## TASK OBJECTIVE
Where a line of the data holds the word "username", copy that line.

## DATASET CONTENT
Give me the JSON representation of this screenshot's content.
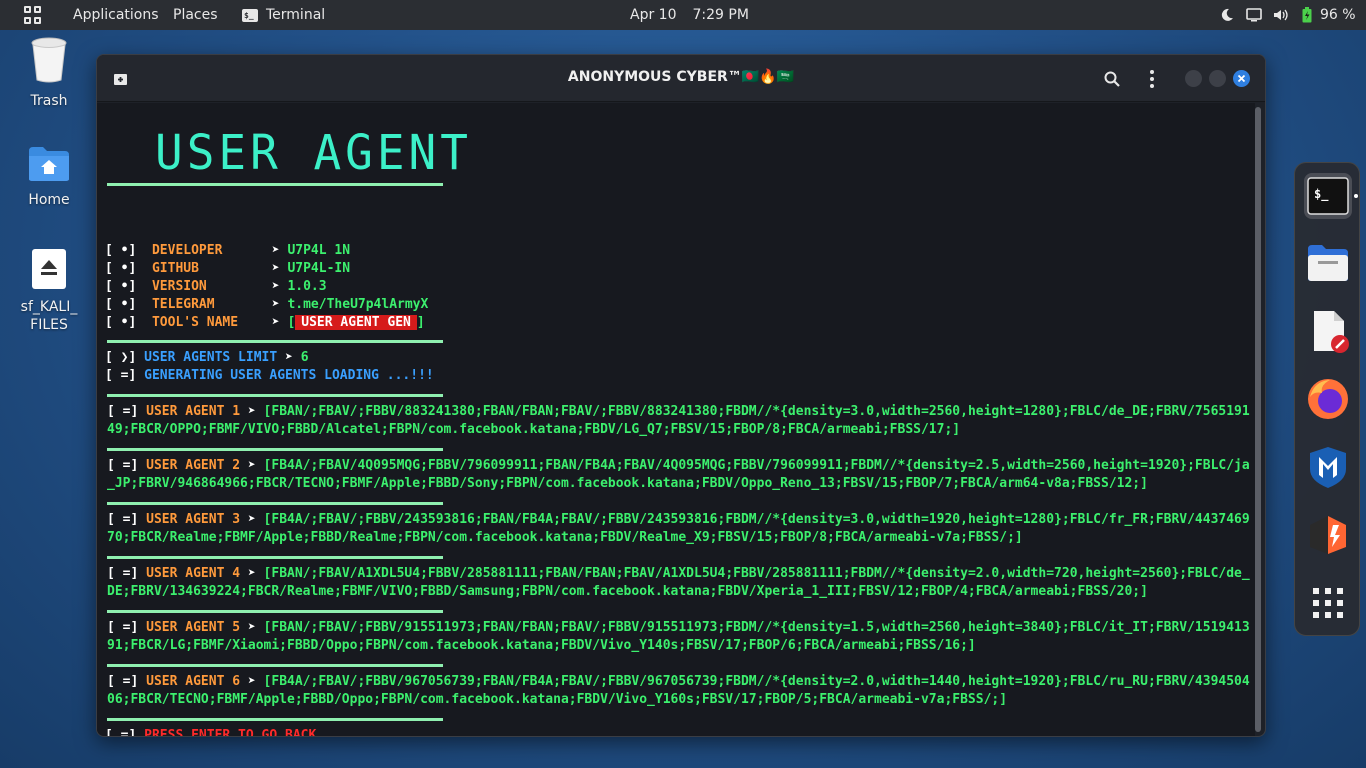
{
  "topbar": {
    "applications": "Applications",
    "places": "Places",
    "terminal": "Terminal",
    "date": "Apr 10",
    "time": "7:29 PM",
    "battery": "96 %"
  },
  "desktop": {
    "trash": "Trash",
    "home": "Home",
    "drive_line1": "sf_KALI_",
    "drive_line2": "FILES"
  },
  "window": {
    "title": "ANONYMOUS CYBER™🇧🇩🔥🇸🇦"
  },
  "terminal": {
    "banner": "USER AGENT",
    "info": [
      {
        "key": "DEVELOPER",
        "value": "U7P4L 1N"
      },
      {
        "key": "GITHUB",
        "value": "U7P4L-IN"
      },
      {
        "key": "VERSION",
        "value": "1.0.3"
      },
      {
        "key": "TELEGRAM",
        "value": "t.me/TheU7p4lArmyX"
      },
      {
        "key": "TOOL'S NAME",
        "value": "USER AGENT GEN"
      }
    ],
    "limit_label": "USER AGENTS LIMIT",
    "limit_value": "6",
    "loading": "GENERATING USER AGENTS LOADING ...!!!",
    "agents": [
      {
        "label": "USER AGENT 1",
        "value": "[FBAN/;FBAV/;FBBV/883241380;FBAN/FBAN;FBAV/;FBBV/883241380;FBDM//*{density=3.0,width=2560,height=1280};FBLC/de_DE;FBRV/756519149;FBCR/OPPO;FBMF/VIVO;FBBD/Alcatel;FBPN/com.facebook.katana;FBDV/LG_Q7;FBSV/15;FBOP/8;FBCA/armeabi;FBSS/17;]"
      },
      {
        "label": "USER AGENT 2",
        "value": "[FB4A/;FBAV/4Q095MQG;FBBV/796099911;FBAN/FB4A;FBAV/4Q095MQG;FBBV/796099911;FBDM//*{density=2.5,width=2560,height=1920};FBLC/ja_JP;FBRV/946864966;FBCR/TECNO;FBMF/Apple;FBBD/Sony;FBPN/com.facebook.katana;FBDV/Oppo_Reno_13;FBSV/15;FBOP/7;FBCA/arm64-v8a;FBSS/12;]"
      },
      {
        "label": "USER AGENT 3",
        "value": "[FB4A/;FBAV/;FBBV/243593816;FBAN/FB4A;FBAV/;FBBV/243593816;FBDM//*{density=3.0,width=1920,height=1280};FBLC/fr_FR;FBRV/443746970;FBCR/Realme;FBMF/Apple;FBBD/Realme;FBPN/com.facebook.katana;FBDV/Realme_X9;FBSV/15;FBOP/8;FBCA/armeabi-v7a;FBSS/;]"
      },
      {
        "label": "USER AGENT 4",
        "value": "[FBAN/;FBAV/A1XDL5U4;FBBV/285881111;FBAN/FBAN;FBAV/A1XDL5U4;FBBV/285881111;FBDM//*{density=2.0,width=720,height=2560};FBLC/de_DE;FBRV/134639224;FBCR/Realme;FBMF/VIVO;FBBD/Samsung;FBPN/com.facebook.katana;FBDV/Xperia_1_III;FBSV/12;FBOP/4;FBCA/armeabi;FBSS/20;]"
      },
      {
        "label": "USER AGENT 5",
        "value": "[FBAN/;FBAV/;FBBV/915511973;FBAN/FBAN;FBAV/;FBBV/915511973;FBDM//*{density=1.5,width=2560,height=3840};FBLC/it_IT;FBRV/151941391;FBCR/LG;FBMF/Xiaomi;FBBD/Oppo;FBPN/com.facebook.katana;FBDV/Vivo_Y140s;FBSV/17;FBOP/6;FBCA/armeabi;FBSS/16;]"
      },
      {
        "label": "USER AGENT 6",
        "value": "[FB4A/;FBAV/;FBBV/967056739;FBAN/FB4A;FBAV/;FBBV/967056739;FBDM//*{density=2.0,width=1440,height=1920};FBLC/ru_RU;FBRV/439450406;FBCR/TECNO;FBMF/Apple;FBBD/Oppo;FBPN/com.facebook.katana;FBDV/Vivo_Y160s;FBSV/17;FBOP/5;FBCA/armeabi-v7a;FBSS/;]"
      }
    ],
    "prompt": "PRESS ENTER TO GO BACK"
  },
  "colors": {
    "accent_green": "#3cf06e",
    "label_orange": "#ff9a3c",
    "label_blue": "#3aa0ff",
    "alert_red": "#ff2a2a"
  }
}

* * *

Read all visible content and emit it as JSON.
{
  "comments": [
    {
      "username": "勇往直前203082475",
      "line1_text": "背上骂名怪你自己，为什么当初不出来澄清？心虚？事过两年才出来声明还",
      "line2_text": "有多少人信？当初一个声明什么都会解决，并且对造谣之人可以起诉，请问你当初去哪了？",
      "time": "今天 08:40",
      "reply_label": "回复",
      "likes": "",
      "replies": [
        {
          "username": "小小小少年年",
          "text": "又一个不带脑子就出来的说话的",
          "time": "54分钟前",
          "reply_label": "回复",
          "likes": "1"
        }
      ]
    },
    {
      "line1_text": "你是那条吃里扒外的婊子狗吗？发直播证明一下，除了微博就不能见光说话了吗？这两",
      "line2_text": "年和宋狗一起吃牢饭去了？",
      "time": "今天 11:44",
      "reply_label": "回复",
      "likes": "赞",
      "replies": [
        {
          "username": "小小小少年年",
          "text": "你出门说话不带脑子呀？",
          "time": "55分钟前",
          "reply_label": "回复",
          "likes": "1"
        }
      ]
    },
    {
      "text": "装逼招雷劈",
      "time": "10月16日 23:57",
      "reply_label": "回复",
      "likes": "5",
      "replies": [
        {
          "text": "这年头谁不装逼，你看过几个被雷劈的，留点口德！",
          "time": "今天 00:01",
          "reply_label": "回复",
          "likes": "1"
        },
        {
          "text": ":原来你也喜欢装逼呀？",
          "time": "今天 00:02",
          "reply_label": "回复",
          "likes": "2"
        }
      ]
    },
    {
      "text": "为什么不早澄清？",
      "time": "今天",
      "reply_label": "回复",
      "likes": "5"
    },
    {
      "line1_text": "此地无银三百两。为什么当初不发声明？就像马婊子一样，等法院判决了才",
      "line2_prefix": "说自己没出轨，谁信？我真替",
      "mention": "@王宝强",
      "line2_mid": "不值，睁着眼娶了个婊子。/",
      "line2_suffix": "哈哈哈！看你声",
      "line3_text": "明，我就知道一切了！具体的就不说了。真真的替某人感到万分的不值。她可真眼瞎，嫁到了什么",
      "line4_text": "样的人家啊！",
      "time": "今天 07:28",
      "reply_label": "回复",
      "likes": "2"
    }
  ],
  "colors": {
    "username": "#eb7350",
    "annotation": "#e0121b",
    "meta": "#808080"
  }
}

## ANSWER BOX
      "username": "勇往直前203082475",
          "username": "小小小少年年",
          "username": "小小小少年年",
    "username": "#eb7350",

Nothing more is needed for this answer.